When Italy-born, Shanghai-and-Shenzhen-raised Chenghui Zhang launched her fashion label Social Work in 2018 with her friend Qi Wang, after they both graduated from Parsons in New York City, she was encouraged to bring the often-invisible garment creators behind fashion collections to the forefront. For the fledgling label’s S/S19 collection, the brand’s lookbook stars were the workers from its factory in Dongguan. ‘The approach is a little more elevated today,’ says Zhang. Social Work includes codes in the labels of all of its garments, which shoppers can scan to learn who created their clothing. Workwear and utilitarian shapes, from industrial jumpsuits to denim wrap skirts referencing Chinese factory worker’s aprons, are also central to the label’s collections. ‘I also look at my mother’s wardrobe,’ Zhang says of her wearable, democratic approach to design. ‘From when she was working for the government in China after graduation’.

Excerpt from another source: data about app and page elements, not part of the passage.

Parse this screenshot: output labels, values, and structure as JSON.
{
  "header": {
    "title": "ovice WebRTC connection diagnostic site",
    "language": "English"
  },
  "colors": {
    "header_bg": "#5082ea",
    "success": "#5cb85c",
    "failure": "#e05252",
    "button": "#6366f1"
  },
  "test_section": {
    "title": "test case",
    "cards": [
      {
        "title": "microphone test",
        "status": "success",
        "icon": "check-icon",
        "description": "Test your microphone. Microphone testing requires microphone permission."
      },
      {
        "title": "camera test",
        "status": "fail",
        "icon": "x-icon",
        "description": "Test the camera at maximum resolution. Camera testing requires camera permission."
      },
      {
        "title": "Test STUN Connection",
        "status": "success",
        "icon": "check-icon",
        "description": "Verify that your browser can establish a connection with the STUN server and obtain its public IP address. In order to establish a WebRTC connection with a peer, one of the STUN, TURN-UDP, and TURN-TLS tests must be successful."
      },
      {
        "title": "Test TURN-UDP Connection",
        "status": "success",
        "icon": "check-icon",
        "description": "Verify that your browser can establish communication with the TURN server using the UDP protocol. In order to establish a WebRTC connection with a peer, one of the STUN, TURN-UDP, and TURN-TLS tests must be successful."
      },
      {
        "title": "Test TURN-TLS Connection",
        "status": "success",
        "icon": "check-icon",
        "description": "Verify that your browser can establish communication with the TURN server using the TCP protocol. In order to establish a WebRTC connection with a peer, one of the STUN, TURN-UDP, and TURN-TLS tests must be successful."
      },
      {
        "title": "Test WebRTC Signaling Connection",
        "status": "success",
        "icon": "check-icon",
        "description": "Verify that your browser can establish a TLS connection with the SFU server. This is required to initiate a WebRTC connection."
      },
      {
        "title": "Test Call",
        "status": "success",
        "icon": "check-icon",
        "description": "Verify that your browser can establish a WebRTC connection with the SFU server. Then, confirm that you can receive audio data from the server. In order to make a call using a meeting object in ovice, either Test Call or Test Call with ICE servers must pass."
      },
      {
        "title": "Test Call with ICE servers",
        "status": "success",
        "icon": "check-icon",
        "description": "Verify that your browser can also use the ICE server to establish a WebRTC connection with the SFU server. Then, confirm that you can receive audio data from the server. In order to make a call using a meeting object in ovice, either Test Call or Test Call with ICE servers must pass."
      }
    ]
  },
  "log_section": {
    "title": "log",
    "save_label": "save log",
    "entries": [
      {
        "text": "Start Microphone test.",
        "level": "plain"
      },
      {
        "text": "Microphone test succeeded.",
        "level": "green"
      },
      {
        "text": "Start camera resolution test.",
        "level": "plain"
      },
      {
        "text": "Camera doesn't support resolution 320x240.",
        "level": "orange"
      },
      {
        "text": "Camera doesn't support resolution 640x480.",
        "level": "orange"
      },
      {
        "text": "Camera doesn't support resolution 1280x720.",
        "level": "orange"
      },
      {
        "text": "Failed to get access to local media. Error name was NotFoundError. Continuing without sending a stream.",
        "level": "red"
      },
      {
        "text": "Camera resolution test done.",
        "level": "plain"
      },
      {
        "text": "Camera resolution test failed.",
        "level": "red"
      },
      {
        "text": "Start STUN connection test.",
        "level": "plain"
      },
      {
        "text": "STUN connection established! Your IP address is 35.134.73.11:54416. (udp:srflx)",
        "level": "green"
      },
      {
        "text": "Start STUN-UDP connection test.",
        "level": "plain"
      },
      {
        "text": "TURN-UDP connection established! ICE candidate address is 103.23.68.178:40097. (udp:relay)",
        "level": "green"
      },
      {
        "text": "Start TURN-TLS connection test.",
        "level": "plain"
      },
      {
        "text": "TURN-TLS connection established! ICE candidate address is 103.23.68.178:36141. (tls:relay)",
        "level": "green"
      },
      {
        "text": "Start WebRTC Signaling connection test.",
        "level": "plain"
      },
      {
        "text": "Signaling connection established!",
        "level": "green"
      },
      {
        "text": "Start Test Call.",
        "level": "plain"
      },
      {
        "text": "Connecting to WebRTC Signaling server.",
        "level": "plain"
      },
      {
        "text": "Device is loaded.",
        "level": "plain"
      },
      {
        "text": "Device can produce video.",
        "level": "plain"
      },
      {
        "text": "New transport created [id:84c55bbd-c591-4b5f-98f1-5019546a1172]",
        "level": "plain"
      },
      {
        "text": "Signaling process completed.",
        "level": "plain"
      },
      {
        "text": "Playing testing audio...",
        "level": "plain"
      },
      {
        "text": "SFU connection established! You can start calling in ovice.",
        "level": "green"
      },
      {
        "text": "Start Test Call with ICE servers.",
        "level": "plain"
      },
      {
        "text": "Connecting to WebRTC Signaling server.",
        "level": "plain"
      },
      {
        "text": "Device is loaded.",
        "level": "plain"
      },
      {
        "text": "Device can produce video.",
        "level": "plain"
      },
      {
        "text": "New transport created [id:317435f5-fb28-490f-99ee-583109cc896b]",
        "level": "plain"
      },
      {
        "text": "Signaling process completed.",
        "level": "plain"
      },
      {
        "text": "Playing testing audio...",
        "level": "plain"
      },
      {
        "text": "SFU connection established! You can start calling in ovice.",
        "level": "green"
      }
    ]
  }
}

Eastern and Western youth quakes – from the Maoist cultural revolution to the hippy movement of the Sixties and Seventies – inspire Social Work’s collections. These riff on and assimilate European, Chinese and American design idiosyncrasies. For S/S22, Zhang (who has full creative control of the label after Wang’s departure) looked to the cult 1993 Bernardo Bertolucci-directed film The Dreamers, which is set against the Paris riots of May 1968. ‘I was thinking about how you can express sexuality within a society which wasn’t that free,’ she says. Here, masculine and feminine tropes intermingle: rose motifs are crocheted into vests, leather skirts balloon below the knee, tuxedo jackets are imagined as cropped boleros and ombre shirting is tucked into high waisted trousers. ‘The rose motif is a way for me to romanticise femininity, and infuse it with a more androgynous silhouette,’ Zhang says.
For Zhang, the transparency behind the production of her collections is a distinct way to stand out in the oversaturated fashion landscape. ‘It can be really difficult to communicate with your customers,’ she says. ‘This feels like a modern approach.’ Writer: Laura Hawkins §